Segment Start: Material provided

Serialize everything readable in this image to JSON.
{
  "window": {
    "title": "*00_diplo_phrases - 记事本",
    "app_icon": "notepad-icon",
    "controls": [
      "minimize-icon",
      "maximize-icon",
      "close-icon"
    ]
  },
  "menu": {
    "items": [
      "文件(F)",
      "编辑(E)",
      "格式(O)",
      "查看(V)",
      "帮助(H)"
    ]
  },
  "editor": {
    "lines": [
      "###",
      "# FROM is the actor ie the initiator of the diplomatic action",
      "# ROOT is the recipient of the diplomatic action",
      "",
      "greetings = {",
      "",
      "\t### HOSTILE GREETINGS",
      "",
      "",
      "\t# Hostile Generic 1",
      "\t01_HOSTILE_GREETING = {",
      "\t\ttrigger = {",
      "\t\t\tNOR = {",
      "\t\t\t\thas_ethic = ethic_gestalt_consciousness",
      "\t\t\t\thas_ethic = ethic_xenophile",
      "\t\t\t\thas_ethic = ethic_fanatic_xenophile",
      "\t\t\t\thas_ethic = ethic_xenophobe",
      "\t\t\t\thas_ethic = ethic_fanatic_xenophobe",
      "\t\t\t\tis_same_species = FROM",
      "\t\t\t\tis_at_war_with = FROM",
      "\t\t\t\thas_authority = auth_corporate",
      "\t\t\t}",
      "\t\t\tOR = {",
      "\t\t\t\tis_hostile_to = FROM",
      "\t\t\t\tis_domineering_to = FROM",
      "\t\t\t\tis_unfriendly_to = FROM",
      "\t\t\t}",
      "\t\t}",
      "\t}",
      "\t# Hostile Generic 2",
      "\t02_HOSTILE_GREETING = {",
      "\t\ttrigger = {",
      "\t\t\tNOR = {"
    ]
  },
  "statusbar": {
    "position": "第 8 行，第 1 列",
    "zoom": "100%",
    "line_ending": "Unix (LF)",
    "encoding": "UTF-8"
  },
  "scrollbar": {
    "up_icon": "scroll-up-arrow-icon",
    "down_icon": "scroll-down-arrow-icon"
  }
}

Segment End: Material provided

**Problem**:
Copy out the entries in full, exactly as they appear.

**Solution to this task**:
Serialize everything readable in this image to JSON.
{
  "window": {
    "title": "*00_diplo_phrases - 记事本",
    "app_icon": "notepad-icon",
    "controls": [
      "minimize-icon",
      "maximize-icon",
      "close-icon"
    ]
  },
  "menu": {
    "items": [
      "文件(F)",
      "编辑(E)",
      "格式(O)",
      "查看(V)",
      "帮助(H)"
    ]
  },
  "editor": {
    "lines": [
      "###",
      "# FROM is the actor ie the initiator of the diplomatic action",
      "# ROOT is the recipient of the diplomatic action",
      "",
      "greetings = {",
      "",
      "\t### HOSTILE GREETINGS",
      "",
      "",
      "\t# Hostile Generic 1",
      "\t01_HOSTILE_GREETING = {",
      "\t\ttrigger = {",
      "\t\t\tNOR = {",
      "\t\t\t\thas_ethic = ethic_gestalt_consciousness",
      "\t\t\t\thas_ethic = ethic_xenophile",
      "\t\t\t\thas_ethic = ethic_fanatic_xenophile",
      "\t\t\t\thas_ethic = ethic_xenophobe",
      "\t\t\t\thas_ethic = ethic_fanatic_xenophobe",
      "\t\t\t\tis_same_species = FROM",
      "\t\t\t\tis_at_war_with = FROM",
      "\t\t\t\thas_authority = auth_corporate",
      "\t\t\t}",
      "\t\t\tOR = {",
      "\t\t\t\tis_hostile_to = FROM",
      "\t\t\t\tis_domineering_to = FROM",
      "\t\t\t\tis_unfriendly_to = FROM",
      "\t\t\t}",
      "\t\t}",
      "\t}",
      "\t# Hostile Generic 2",
      "\t02_HOSTILE_GREETING = {",
      "\t\ttrigger = {",
      "\t\t\tNOR = {"
    ]
  },
  "statusbar": {
    "position": "第 8 行，第 1 列",
    "zoom": "100%",
    "line_ending": "Unix (LF)",
    "encoding": "UTF-8"
  },
  "scrollbar": {
    "up_icon": "scroll-up-arrow-icon",
    "down_icon": "scroll-down-arrow-icon"
  }
}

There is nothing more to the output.